Eric Fedewa, vice president of global powertrain forecasts at CSM Worldwide, suggests it’s a possibility.

"Primarily, the technology we see overseas has been legislated into existence because of the fuel tax," he said, referring to higher taxes on fuel in Europe. "That’s why we’re seeing higher technology levels in foreign markets. More or less, the reason why we see so much technology in other markets--in Japan, in Europe--[is] because the energy cost is so much higher than here.

Different countries have approached the legislation in different ways, he said, adding that China’s government could simply mandate the technology it wants to have.

"Legislation, in a lot of cases, creates the atmosphere where the vehicle manufacturers can provide solutions," he said. "My view is the automotive industry is full of smart people, and if legislators say, ’Here’s the new standard,’ the engineering departments will step up and come up with the solutions. I view legislation as a good thing. But it’s going to be a little expensive for the vehicle manufacturers to change their products to comply."

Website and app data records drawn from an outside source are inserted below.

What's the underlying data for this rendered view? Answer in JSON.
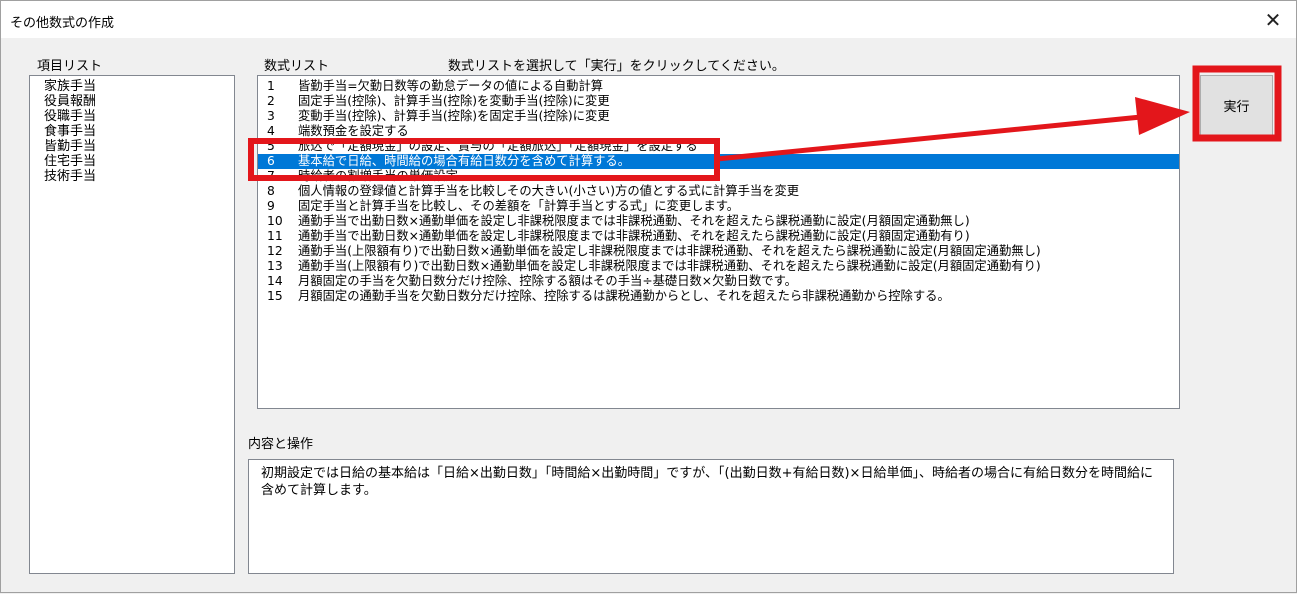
{
  "window": {
    "title": "その他数式の作成",
    "close_glyph": "✕"
  },
  "item_list": {
    "label": "項目リスト",
    "items": [
      "家族手当",
      "役員報酬",
      "役職手当",
      "食事手当",
      "皆勤手当",
      "住宅手当",
      "技術手当"
    ]
  },
  "formula_list": {
    "label": "数式リスト",
    "instruction": "数式リストを選択して「実行」をクリックしてください。",
    "selected_index": 6,
    "rows": [
      {
        "num": "1",
        "text": "皆勤手当=欠勤日数等の勤怠データの値による自動計算"
      },
      {
        "num": "2",
        "text": "固定手当(控除)、計算手当(控除)を変動手当(控除)に変更"
      },
      {
        "num": "3",
        "text": "変動手当(控除)、計算手当(控除)を固定手当(控除)に変更"
      },
      {
        "num": "4",
        "text": "端数預金を設定する"
      },
      {
        "num": "5",
        "text": "旅込で「定額現金」の設定、賞与の「定額旅込」「定額現金」を設定する"
      },
      {
        "num": "6",
        "text": "基本給で日給、時間給の場合有給日数分を含めて計算する。"
      },
      {
        "num": "7",
        "text": "時給者の割増手当の単価設定"
      },
      {
        "num": "8",
        "text": "個人情報の登録値と計算手当を比較しその大きい(小さい)方の値とする式に計算手当を変更"
      },
      {
        "num": "9",
        "text": "固定手当と計算手当を比較し、その差額を「計算手当とする式」に変更します。"
      },
      {
        "num": "10",
        "text": "通勤手当で出勤日数×通勤単価を設定し非課税限度までは非課税通勤、それを超えたら課税通勤に設定(月額固定通勤無し)"
      },
      {
        "num": "11",
        "text": "通勤手当で出勤日数×通勤単価を設定し非課税限度までは非課税通勤、それを超えたら課税通勤に設定(月額固定通勤有り)"
      },
      {
        "num": "12",
        "text": "通勤手当(上限額有り)で出勤日数×通勤単価を設定し非課税限度までは非課税通勤、それを超えたら課税通勤に設定(月額固定通勤無し)"
      },
      {
        "num": "13",
        "text": "通勤手当(上限額有り)で出勤日数×通勤単価を設定し非課税限度までは非課税通勤、それを超えたら課税通勤に設定(月額固定通勤有り)"
      },
      {
        "num": "14",
        "text": "月額固定の手当を欠勤日数分だけ控除、控除する額はその手当÷基礎日数×欠勤日数です。"
      },
      {
        "num": "15",
        "text": "月額固定の通勤手当を欠勤日数分だけ控除、控除するは課税通勤からとし、それを超えたら非課税通勤から控除する。"
      }
    ]
  },
  "execute_button": {
    "label": "実行"
  },
  "description": {
    "label": "内容と操作",
    "text": "初期設定では日給の基本給は「日給×出勤日数」「時間給×出勤時間」ですが、「(出勤日数+有給日数)×日給単価」、時給者の場合に有給日数分を時間給に含めて計算します。"
  },
  "annotation": {
    "color": "#e3161b"
  }
}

Still, even without stricter legislation, energy prices could soon help drive greener cars to the United States, Fedewa said.

"Let’s start with $4-a-gallon gas. I think everybody is reaching the consensus that that’s where we’re headed, because energy supplies are limited and people really want to drive more.… I think as our energy price increases, we’re going to see a lot more technology come into this market because consumers are going to be willing to pay more for that."

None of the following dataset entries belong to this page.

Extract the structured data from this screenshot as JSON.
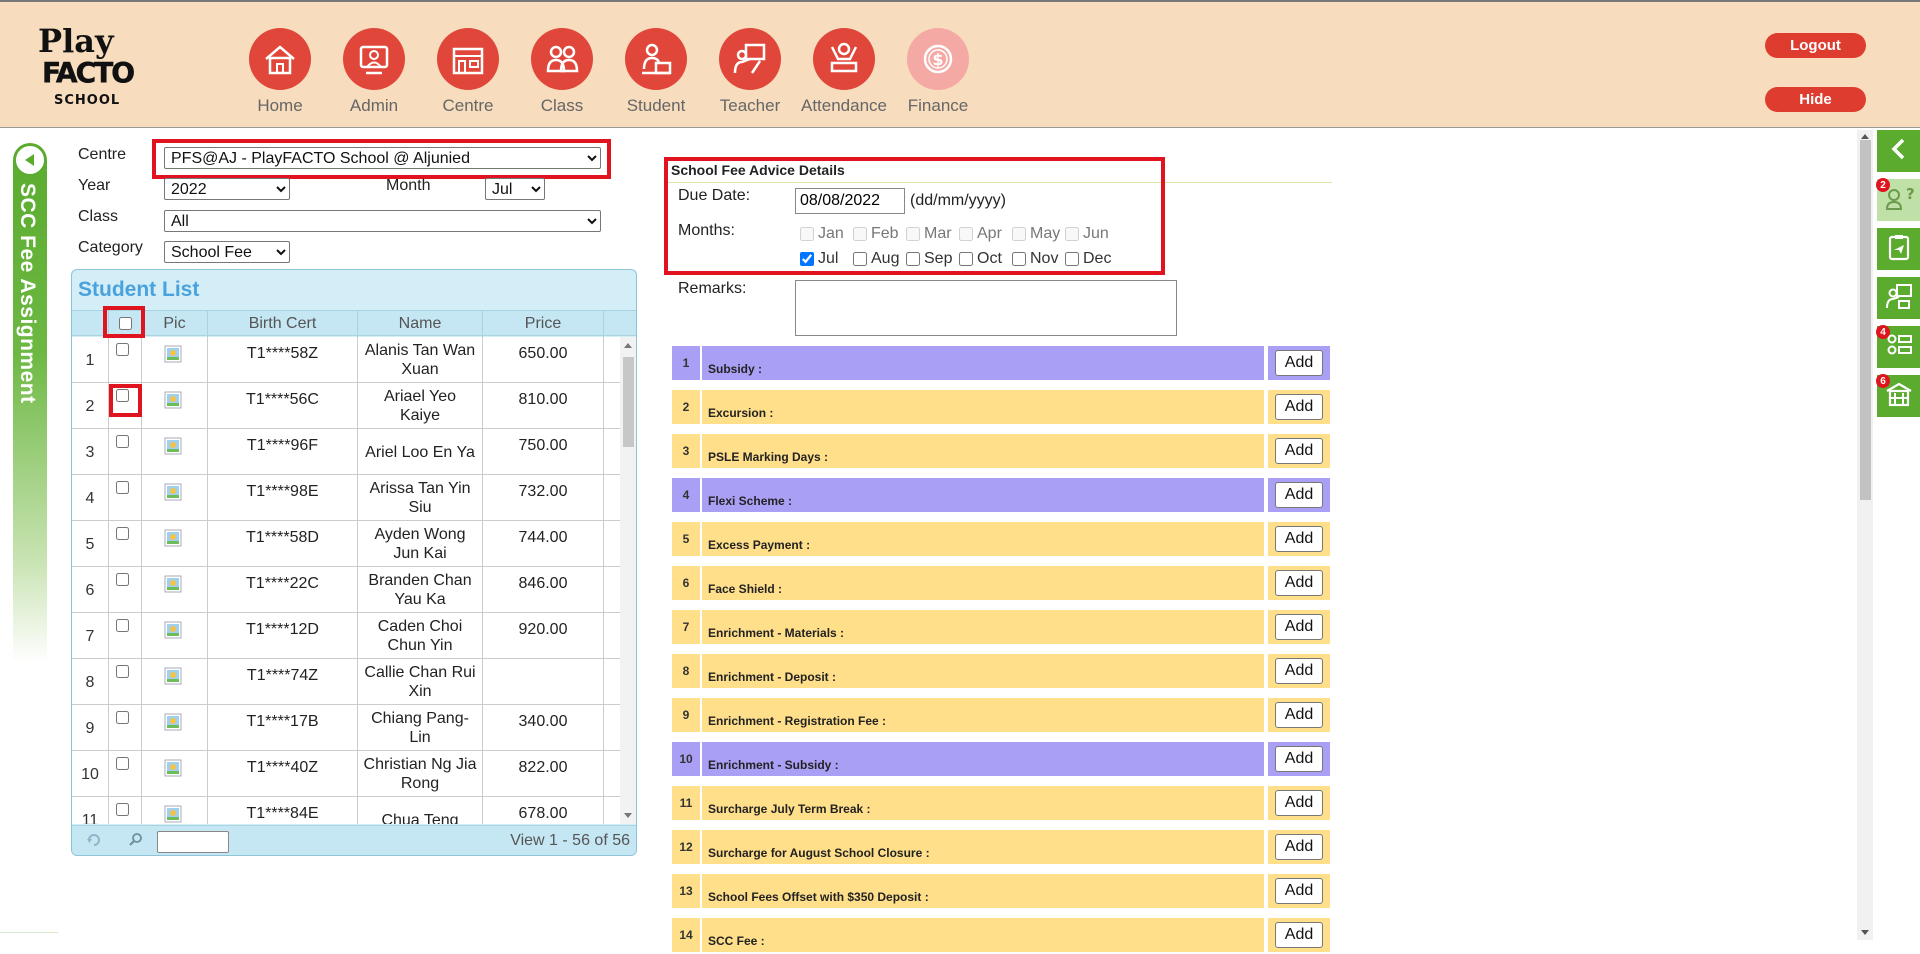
{
  "header": {
    "logo": {
      "line1": "Play",
      "line2": "FACTO",
      "line3": "SCHOOL"
    },
    "nav": [
      {
        "label": "Home",
        "icon": "home-icon"
      },
      {
        "label": "Admin",
        "icon": "admin-icon"
      },
      {
        "label": "Centre",
        "icon": "centre-icon"
      },
      {
        "label": "Class",
        "icon": "class-icon"
      },
      {
        "label": "Student",
        "icon": "student-icon"
      },
      {
        "label": "Teacher",
        "icon": "teacher-icon"
      },
      {
        "label": "Attendance",
        "icon": "attendance-icon"
      },
      {
        "label": "Finance",
        "icon": "finance-icon"
      }
    ],
    "logout_label": "Logout",
    "hide_label": "Hide",
    "accent": "#e0473a"
  },
  "side_tab": {
    "label": "SCC Fee Assignment"
  },
  "filters": {
    "centre_label": "Centre",
    "centre_value": "PFS@AJ - PlayFACTO School @ Aljunied",
    "year_label": "Year",
    "year_value": "2022",
    "month_label": "Month",
    "month_value": "Jul",
    "class_label": "Class",
    "class_value": "All",
    "category_label": "Category",
    "category_value": "School Fee"
  },
  "student_list": {
    "title": "Student List",
    "columns": {
      "pic": "Pic",
      "birth_cert": "Birth Cert",
      "name": "Name",
      "price": "Price"
    },
    "rows": [
      {
        "num": "1",
        "bc": "T1****58Z",
        "name": "Alanis Tan Wan Xuan",
        "price": "650.00",
        "checked": false
      },
      {
        "num": "2",
        "bc": "T1****56C",
        "name": "Ariael Yeo Kaiye",
        "price": "810.00",
        "checked": false
      },
      {
        "num": "3",
        "bc": "T1****96F",
        "name": "Ariel Loo En Ya",
        "price": "750.00",
        "checked": false
      },
      {
        "num": "4",
        "bc": "T1****98E",
        "name": "Arissa Tan Yin Siu",
        "price": "732.00",
        "checked": false
      },
      {
        "num": "5",
        "bc": "T1****58D",
        "name": "Ayden Wong Jun Kai",
        "price": "744.00",
        "checked": false
      },
      {
        "num": "6",
        "bc": "T1****22C",
        "name": "Branden Chan Yau Ka",
        "price": "846.00",
        "checked": false
      },
      {
        "num": "7",
        "bc": "T1****12D",
        "name": "Caden Choi Chun Yin",
        "price": "920.00",
        "checked": false
      },
      {
        "num": "8",
        "bc": "T1****74Z",
        "name": "Callie Chan Rui Xin",
        "price": "",
        "checked": false
      },
      {
        "num": "9",
        "bc": "T1****17B",
        "name": "Chiang Pang-Lin",
        "price": "340.00",
        "checked": false
      },
      {
        "num": "10",
        "bc": "T1****40Z",
        "name": "Christian Ng Jia Rong",
        "price": "822.00",
        "checked": false
      },
      {
        "num": "11",
        "bc": "T1****84E",
        "name": "Chua Teng",
        "price": "678.00",
        "checked": false
      }
    ],
    "pager_text": "View 1 - 56 of 56"
  },
  "fee_advice": {
    "title": "School Fee Advice Details",
    "due_date_label": "Due Date:",
    "due_date_value": "08/08/2022",
    "due_date_hint": "(dd/mm/yyyy)",
    "months_label": "Months:",
    "months": [
      {
        "name": "Jan",
        "checked": false,
        "disabled": true
      },
      {
        "name": "Feb",
        "checked": false,
        "disabled": true
      },
      {
        "name": "Mar",
        "checked": false,
        "disabled": true
      },
      {
        "name": "Apr",
        "checked": false,
        "disabled": true
      },
      {
        "name": "May",
        "checked": false,
        "disabled": true
      },
      {
        "name": "Jun",
        "checked": false,
        "disabled": true
      },
      {
        "name": "Jul",
        "checked": true,
        "disabled": false
      },
      {
        "name": "Aug",
        "checked": false,
        "disabled": false
      },
      {
        "name": "Sep",
        "checked": false,
        "disabled": false
      },
      {
        "name": "Oct",
        "checked": false,
        "disabled": false
      },
      {
        "name": "Nov",
        "checked": false,
        "disabled": false
      },
      {
        "name": "Dec",
        "checked": false,
        "disabled": false
      }
    ],
    "remarks_label": "Remarks:",
    "add_label": "Add",
    "items": [
      {
        "num": "1",
        "name": "Subsidy :",
        "color": "purple"
      },
      {
        "num": "2",
        "name": "Excursion :",
        "color": "yellow"
      },
      {
        "num": "3",
        "name": "PSLE Marking Days :",
        "color": "yellow"
      },
      {
        "num": "4",
        "name": "Flexi Scheme :",
        "color": "purple"
      },
      {
        "num": "5",
        "name": "Excess Payment :",
        "color": "yellow"
      },
      {
        "num": "6",
        "name": "Face Shield :",
        "color": "yellow"
      },
      {
        "num": "7",
        "name": "Enrichment - Materials :",
        "color": "yellow"
      },
      {
        "num": "8",
        "name": "Enrichment - Deposit :",
        "color": "yellow"
      },
      {
        "num": "9",
        "name": "Enrichment - Registration Fee :",
        "color": "yellow"
      },
      {
        "num": "10",
        "name": "Enrichment - Subsidy :",
        "color": "purple"
      },
      {
        "num": "11",
        "name": "Surcharge July Term Break :",
        "color": "yellow"
      },
      {
        "num": "12",
        "name": "Surcharge for August School Closure :",
        "color": "yellow"
      },
      {
        "num": "13",
        "name": "School Fees Offset with $350 Deposit :",
        "color": "yellow"
      },
      {
        "num": "14",
        "name": "SCC Fee :",
        "color": "yellow"
      }
    ],
    "colors": {
      "yellow": "#ffdf8a",
      "purple": "#a9a0f5"
    }
  },
  "right_toolbar": [
    {
      "icon": "collapse-arrow-icon",
      "badge": ""
    },
    {
      "icon": "help-user-icon",
      "badge": "2"
    },
    {
      "icon": "clipboard-plane-icon",
      "badge": ""
    },
    {
      "icon": "teacher-board-icon",
      "badge": ""
    },
    {
      "icon": "user-list-icon",
      "badge": "4"
    },
    {
      "icon": "school-building-icon",
      "badge": "6"
    }
  ]
}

Fedewa said CSM Global thinks consumers will begin to consider fuel economy in their car-buying decisions once the energy cost grows to roughly 2 to 3 percent of their disposable income.

"We’re just about there now," he said. "Hybrids and diesels become more attractive. I think we’re going to see more of that in this market because the price of fuel is not going to go down significantly."